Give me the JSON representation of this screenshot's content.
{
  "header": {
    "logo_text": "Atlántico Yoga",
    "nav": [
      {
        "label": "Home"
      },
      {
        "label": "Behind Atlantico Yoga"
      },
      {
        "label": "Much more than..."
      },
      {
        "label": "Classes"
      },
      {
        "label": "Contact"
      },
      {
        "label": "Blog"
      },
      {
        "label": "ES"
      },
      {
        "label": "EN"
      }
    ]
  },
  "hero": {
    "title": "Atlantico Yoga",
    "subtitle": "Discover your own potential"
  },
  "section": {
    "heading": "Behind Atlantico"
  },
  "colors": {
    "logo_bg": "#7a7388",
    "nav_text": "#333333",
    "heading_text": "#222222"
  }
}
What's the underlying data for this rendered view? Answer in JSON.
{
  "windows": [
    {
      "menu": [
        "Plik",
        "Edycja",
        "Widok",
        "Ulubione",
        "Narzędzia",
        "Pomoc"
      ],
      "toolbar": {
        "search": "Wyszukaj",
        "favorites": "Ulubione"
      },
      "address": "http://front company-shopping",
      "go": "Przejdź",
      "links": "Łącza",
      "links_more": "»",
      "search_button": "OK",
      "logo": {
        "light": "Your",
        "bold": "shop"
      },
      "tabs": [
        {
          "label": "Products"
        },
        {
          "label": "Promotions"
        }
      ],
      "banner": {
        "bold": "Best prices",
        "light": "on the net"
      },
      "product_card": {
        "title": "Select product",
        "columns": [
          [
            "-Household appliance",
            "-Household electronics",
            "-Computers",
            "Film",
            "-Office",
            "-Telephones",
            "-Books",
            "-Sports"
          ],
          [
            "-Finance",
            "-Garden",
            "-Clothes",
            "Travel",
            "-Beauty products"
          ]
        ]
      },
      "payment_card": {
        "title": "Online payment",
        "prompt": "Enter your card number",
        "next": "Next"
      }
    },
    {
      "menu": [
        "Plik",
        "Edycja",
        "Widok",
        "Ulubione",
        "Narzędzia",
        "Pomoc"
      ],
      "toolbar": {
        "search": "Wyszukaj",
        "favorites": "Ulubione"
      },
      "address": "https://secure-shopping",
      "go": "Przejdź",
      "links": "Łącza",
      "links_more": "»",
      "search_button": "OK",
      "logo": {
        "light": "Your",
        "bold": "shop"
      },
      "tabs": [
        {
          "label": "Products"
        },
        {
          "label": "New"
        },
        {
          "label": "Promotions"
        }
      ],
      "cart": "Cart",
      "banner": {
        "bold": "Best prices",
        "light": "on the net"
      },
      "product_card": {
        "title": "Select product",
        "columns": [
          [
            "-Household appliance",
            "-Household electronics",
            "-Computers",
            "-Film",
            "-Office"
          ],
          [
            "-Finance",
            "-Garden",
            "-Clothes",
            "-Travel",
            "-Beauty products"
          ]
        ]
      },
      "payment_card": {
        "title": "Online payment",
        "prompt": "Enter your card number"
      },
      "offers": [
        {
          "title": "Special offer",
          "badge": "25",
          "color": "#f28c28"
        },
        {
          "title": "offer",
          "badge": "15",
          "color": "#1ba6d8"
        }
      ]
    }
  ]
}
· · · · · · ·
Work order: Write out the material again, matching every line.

Solved exercise:
Give me the JSON representation of this screenshot's content.
{
  "header": {
    "logo_text": "Atlántico Yoga",
    "nav": [
      {
        "label": "Home"
      },
      {
        "label": "Behind Atlantico Yoga"
      },
      {
        "label": "Much more than..."
      },
      {
        "label": "Classes"
      },
      {
        "label": "Contact"
      },
      {
        "label": "Blog"
      },
      {
        "label": "ES"
      },
      {
        "label": "EN"
      }
    ]
  },
  "hero": {
    "title": "Atlantico Yoga",
    "subtitle": "Discover your own potential"
  },
  "section": {
    "heading": "Behind Atlantico"
  },
  "colors": {
    "logo_bg": "#7a7388",
    "nav_text": "#333333",
    "heading_text": "#222222"
  }
}
What's the underlying data for this rendered view? Answer in JSON.
{
  "windows": [
    {
      "menu": [
        "Plik",
        "Edycja",
        "Widok",
        "Ulubione",
        "Narzędzia",
        "Pomoc"
      ],
      "toolbar": {
        "search": "Wyszukaj",
        "favorites": "Ulubione"
      },
      "address": "http://front company-shopping",
      "go": "Przejdź",
      "links": "Łącza",
      "links_more": "»",
      "search_button": "OK",
      "logo": {
        "light": "Your",
        "bold": "shop"
      },
      "tabs": [
        {
          "label": "Products"
        },
        {
          "label": "Promotions"
        }
      ],
      "banner": {
        "bold": "Best prices",
        "light": "on the net"
      },
      "product_card": {
        "title": "Select product",
        "columns": [
          [
            "-Household appliance",
            "-Household electronics",
            "-Computers",
            "Film",
            "-Office",
            "-Telephones",
            "-Books",
            "-Sports"
          ],
          [
            "-Finance",
            "-Garden",
            "-Clothes",
            "Travel",
            "-Beauty products"
          ]
        ]
      },
      "payment_card": {
        "title": "Online payment",
        "prompt": "Enter your card number",
        "next": "Next"
      }
    },
    {
      "menu": [
        "Plik",
        "Edycja",
        "Widok",
        "Ulubione",
        "Narzędzia",
        "Pomoc"
      ],
      "toolbar": {
        "search": "Wyszukaj",
        "favorites": "Ulubione"
      },
      "address": "https://secure-shopping",
      "go": "Przejdź",
      "links": "Łącza",
      "links_more": "»",
      "search_button": "OK",
      "logo": {
        "light": "Your",
        "bold": "shop"
      },
      "tabs": [
        {
          "label": "Products"
        },
        {
          "label": "New"
        },
        {
          "label": "Promotions"
        }
      ],
      "cart": "Cart",
      "banner": {
        "bold": "Best prices",
        "light": "on the net"
      },
      "product_card": {
        "title": "Select product",
        "columns": [
          [
            "-Household appliance",
            "-Household electronics",
            "-Computers",
            "-Film",
            "-Office"
          ],
          [
            "-Finance",
            "-Garden",
            "-Clothes",
            "-Travel",
            "-Beauty products"
          ]
        ]
      },
      "payment_card": {
        "title": "Online payment",
        "prompt": "Enter your card number"
      },
      "offers": [
        {
          "title": "Special offer",
          "badge": "25",
          "color": "#f28c28"
        },
        {
          "title": "offer",
          "badge": "15",
          "color": "#1ba6d8"
        }
      ]
    }
  ]
}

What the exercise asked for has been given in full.